An army of volunteers is being enlisted to work with the most vulnerable Birmingham families to reduce the risk of death and injury in their homes.

LifeForce  - a new community-based volunteer programme for Birmingham - has been set up by The Royal Society for the Prevention of Accidents (RoSPA) to provide local people with the skills, support and knowledge to stay safe in their homes.

Accidents in the home are the single biggest risk to communities, and the new recruits will pass on vital life-saving tips to families on how they can avoid the most common injuries - from older people falling to burns and child poisonings.

The first volunteers have now signed up to LifeForce, but more locals are being urged to join the scheme and make a real difference in their community.

Volunteers will focus on the most vulnerable - children under five and the over 65s - in a bid to help reduce the staggering number of accidental injuries in the home - more than 6,000 deaths every year, with millions more casualties in A&E.

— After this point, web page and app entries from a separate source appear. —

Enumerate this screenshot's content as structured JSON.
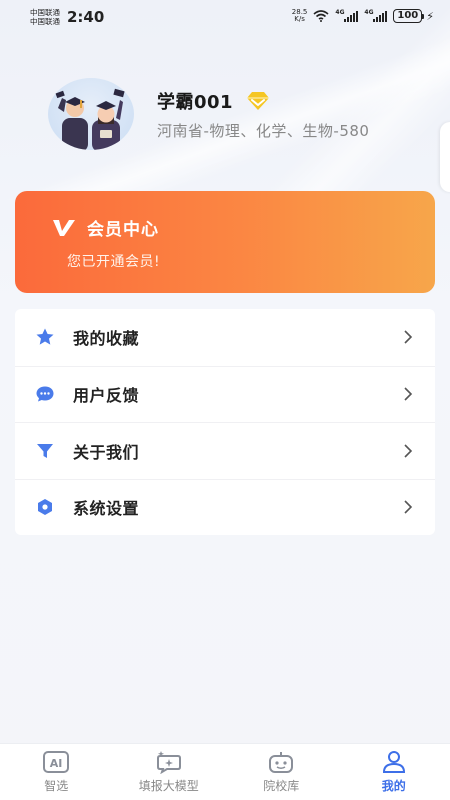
{
  "status_bar": {
    "carrier_1": "中国联通",
    "carrier_2": "中国联通",
    "time": "2:40",
    "net_speed_value": "28.5",
    "net_speed_unit": "K/s",
    "signal_tag_1": "4G",
    "signal_tag_2": "4G",
    "battery": "100"
  },
  "profile": {
    "username": "学霸001",
    "subjects": "河南省-物理、化学、生物-580",
    "avatar_icon": "graduates-avatar",
    "vip_icon": "diamond-vip-icon"
  },
  "member_card": {
    "title": "会员中心",
    "subtitle": "您已开通会员!",
    "icon": "v-logo-icon",
    "colors": {
      "start": "#fb6a3b",
      "end": "#f7a64a"
    }
  },
  "menu": {
    "items": [
      {
        "label": "我的收藏",
        "icon": "star-icon"
      },
      {
        "label": "用户反馈",
        "icon": "chat-bubble-icon"
      },
      {
        "label": "关于我们",
        "icon": "funnel-icon"
      },
      {
        "label": "系统设置",
        "icon": "hexagon-settings-icon"
      }
    ],
    "icon_color": "#4a7bea"
  },
  "tabbar": {
    "tabs": [
      {
        "label": "智选",
        "icon": "ai-icon",
        "active": false
      },
      {
        "label": "填报大模型",
        "icon": "sparkle-chat-icon",
        "active": false
      },
      {
        "label": "院校库",
        "icon": "robot-icon",
        "active": false
      },
      {
        "label": "我的",
        "icon": "person-icon",
        "active": true
      }
    ],
    "active_color": "#3d6fe8"
  }
}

LifeForce volunteers will also have the added bonus of gaining valuable work experience and training that could help in their career prospects or further community work.

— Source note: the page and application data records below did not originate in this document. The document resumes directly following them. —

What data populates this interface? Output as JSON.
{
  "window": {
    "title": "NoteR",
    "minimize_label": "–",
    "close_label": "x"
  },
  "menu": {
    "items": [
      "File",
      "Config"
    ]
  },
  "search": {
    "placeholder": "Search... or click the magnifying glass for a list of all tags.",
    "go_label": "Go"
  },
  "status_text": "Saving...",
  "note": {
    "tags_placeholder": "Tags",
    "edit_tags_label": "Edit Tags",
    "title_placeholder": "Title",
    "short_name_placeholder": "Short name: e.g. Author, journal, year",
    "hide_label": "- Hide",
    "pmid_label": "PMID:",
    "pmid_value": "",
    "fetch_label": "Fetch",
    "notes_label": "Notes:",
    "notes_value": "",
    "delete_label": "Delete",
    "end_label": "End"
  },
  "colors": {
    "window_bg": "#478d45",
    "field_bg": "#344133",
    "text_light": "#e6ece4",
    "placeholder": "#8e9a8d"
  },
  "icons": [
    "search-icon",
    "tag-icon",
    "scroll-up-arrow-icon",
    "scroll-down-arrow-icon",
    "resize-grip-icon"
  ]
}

Justin Powell, RoSPA’s volunteer manager, who is coordinating LifeForce, said: “We are looking for volunteers from all walks of life to help make a difference in their community. Not only will they be helping people live longer lives, free from accidents, but they will also be gaining great experience and training in the process.

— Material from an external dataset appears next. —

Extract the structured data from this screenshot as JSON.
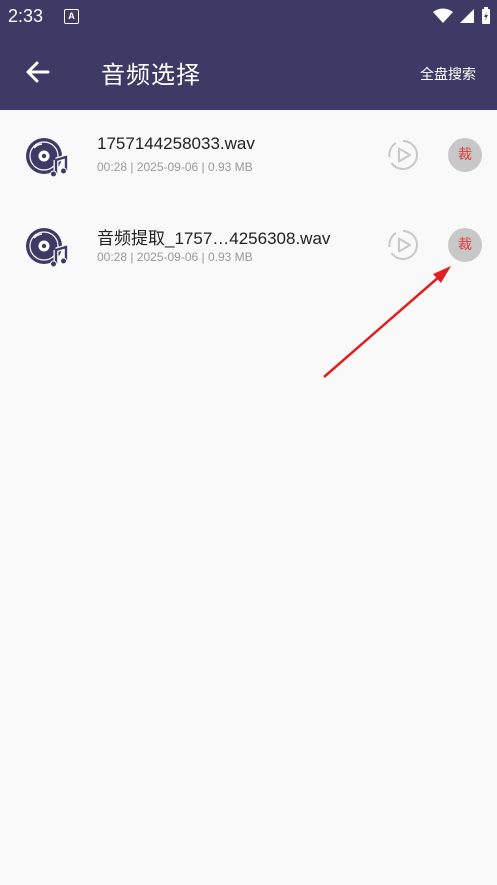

“Unfortunately, thousands of people are killed in their own homes due to accidents every year. Children under the age of five and people over 65 are most likely to have an accident at home so it is imperative that something is done to tackle the problem.

“LifeForce volunteers will offer householders help and guidance in identifying potential dangers such as hazards. So, if you have a few hours to spare each week then we would love to hear from you.”

The project will initially run in Birmingham before being rolled out throughout the rest of the West Midlands and the UK.